However, Henson played down that timing, saying the Purple Line won’t have a new construction schedule and opening date until a new design-build team is chosen. She said the state is seeking the consulting contract extension to “ensure proper oversight” until after the line begins operating, but the team’s work “may very well not go through” 2027.
Major construction on the 16-mile rail line between Montgomery and Prince George’s counties stalled in September after the lead contractor quit over years of delay-related cost disputes with the state and left behind a string of mostly abandoned construction sites. Construction is about 40 percent done, a state project official said recently.
The Board of Public Works — composed of Gov. Larry Hogan, Comptroller Peter Franchot and Treasurer Nancy K. Kopp — is scheduled to consider the consulting contract extension Wednesday.
The Purple Line’s delays and cost overruns have come under scrutiny because it’s the first U.S. light-rail line to be built under a public-private partnership that relies on private financing.

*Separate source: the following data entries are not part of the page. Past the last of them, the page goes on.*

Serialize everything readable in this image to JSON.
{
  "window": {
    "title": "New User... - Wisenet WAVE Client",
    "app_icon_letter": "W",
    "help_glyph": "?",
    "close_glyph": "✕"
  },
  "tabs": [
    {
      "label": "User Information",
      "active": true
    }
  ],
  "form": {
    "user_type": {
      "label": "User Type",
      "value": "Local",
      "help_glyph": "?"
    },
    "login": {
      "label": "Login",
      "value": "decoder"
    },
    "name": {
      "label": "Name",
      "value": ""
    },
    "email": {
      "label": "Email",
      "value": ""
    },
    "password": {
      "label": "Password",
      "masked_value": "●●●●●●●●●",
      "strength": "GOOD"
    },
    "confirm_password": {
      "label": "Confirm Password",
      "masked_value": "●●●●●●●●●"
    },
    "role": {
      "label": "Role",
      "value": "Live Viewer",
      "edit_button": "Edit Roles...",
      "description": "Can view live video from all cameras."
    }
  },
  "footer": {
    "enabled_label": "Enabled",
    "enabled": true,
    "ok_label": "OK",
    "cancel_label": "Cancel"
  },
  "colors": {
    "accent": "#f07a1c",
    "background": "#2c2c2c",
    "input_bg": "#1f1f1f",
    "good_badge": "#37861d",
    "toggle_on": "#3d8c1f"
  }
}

After the construction team quit, the state agreed to a $250 million legal settlement to salvage the broader 36-year partnership with a consortium of companies called Purple Line Transit Partners. The private consortium has said it plans to have a new construction team onboard in September.
Del. Marc A. Korman (D-Montgomery), chair of the House Appropriations subcommittee on transportation and the environment, said he expects the Purple Line costs to mount as the private consortium secures a new construction team.
“We don’t know the true costs yet,” Korman said.
In their request to the Board of Public Works, which must approve major state contracts, MTA officials said their consultants have “taken on an extremely high workload” to keep some work moving. The $215 million that had been budgeted to last until mid-2023 is almost exhausted, MTA officials wrote, because it was “used at a faster pace” during the contract dispute.
If approved, the contract extension would bring to $398.5 million the total paid or allocated to the project management consultant, MTA said. The consultants are a joint venture of engineering firms AECOM and RK&K, and consulting firm WSP, Henson said.